>>

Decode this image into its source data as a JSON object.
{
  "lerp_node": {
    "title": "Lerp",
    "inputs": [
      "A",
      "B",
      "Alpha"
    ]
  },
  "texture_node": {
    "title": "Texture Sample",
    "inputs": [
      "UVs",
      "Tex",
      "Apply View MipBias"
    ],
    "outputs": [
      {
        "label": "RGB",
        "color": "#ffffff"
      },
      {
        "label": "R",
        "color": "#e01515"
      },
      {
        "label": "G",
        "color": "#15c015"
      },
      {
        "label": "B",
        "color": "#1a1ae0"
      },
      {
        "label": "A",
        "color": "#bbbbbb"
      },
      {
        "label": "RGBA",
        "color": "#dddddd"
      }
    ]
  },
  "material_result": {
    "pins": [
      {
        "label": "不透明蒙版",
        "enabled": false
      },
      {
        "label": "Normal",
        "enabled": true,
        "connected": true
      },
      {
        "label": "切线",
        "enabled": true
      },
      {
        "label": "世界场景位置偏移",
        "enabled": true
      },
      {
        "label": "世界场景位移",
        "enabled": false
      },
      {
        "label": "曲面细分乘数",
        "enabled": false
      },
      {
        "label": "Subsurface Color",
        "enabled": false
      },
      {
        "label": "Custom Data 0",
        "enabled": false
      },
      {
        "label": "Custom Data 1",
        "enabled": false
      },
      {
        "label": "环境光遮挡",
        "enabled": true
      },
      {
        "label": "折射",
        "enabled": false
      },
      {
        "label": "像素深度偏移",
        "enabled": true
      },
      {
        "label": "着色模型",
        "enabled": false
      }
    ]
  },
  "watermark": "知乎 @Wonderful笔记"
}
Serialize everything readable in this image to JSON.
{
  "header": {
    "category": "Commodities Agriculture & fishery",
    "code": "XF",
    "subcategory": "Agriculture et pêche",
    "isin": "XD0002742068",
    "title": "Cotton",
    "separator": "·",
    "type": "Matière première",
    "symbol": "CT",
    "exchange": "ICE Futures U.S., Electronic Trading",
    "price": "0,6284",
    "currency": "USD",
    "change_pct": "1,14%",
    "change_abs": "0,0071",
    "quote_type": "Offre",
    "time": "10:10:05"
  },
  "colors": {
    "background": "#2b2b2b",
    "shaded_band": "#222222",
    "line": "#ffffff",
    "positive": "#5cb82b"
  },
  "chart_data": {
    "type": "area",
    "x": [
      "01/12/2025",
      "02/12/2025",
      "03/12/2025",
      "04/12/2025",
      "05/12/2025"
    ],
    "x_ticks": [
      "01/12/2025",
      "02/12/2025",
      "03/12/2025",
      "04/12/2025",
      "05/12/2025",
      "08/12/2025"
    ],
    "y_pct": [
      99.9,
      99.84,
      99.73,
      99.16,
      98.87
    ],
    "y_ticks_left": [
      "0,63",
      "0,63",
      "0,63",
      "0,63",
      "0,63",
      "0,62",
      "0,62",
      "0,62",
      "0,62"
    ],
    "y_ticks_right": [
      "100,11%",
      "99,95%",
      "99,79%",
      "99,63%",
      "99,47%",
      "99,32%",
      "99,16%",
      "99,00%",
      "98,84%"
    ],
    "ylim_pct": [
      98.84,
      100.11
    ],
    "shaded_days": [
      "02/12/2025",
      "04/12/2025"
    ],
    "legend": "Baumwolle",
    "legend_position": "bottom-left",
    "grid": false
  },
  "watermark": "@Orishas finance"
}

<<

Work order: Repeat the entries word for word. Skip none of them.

Exercise answer:
Decode this image into its source data as a JSON object.
{
  "lerp_node": {
    "title": "Lerp",
    "inputs": [
      "A",
      "B",
      "Alpha"
    ]
  },
  "texture_node": {
    "title": "Texture Sample",
    "inputs": [
      "UVs",
      "Tex",
      "Apply View MipBias"
    ],
    "outputs": [
      {
        "label": "RGB",
        "color": "#ffffff"
      },
      {
        "label": "R",
        "color": "#e01515"
      },
      {
        "label": "G",
        "color": "#15c015"
      },
      {
        "label": "B",
        "color": "#1a1ae0"
      },
      {
        "label": "A",
        "color": "#bbbbbb"
      },
      {
        "label": "RGBA",
        "color": "#dddddd"
      }
    ]
  },
  "material_result": {
    "pins": [
      {
        "label": "不透明蒙版",
        "enabled": false
      },
      {
        "label": "Normal",
        "enabled": true,
        "connected": true
      },
      {
        "label": "切线",
        "enabled": true
      },
      {
        "label": "世界场景位置偏移",
        "enabled": true
      },
      {
        "label": "世界场景位移",
        "enabled": false
      },
      {
        "label": "曲面细分乘数",
        "enabled": false
      },
      {
        "label": "Subsurface Color",
        "enabled": false
      },
      {
        "label": "Custom Data 0",
        "enabled": false
      },
      {
        "label": "Custom Data 1",
        "enabled": false
      },
      {
        "label": "环境光遮挡",
        "enabled": true
      },
      {
        "label": "折射",
        "enabled": false
      },
      {
        "label": "像素深度偏移",
        "enabled": true
      },
      {
        "label": "着色模型",
        "enabled": false
      }
    ]
  },
  "watermark": "知乎 @Wonderful笔记"
}
Serialize everything readable in this image to JSON.
{
  "header": {
    "category": "Commodities Agriculture & fishery",
    "code": "XF",
    "subcategory": "Agriculture et pêche",
    "isin": "XD0002742068",
    "title": "Cotton",
    "separator": "·",
    "type": "Matière première",
    "symbol": "CT",
    "exchange": "ICE Futures U.S., Electronic Trading",
    "price": "0,6284",
    "currency": "USD",
    "change_pct": "1,14%",
    "change_abs": "0,0071",
    "quote_type": "Offre",
    "time": "10:10:05"
  },
  "colors": {
    "background": "#2b2b2b",
    "shaded_band": "#222222",
    "line": "#ffffff",
    "positive": "#5cb82b"
  },
  "chart_data": {
    "type": "area",
    "x": [
      "01/12/2025",
      "02/12/2025",
      "03/12/2025",
      "04/12/2025",
      "05/12/2025"
    ],
    "x_ticks": [
      "01/12/2025",
      "02/12/2025",
      "03/12/2025",
      "04/12/2025",
      "05/12/2025",
      "08/12/2025"
    ],
    "y_pct": [
      99.9,
      99.84,
      99.73,
      99.16,
      98.87
    ],
    "y_ticks_left": [
      "0,63",
      "0,63",
      "0,63",
      "0,63",
      "0,63",
      "0,62",
      "0,62",
      "0,62",
      "0,62"
    ],
    "y_ticks_right": [
      "100,11%",
      "99,95%",
      "99,79%",
      "99,63%",
      "99,47%",
      "99,32%",
      "99,16%",
      "99,00%",
      "98,84%"
    ],
    "ylim_pct": [
      98.84,
      100.11
    ],
    "shaded_days": [
      "02/12/2025",
      "04/12/2025"
    ],
    "legend": "Baumwolle",
    "legend_position": "bottom-left",
    "grid": false
  },
  "watermark": "@Orishas finance"
}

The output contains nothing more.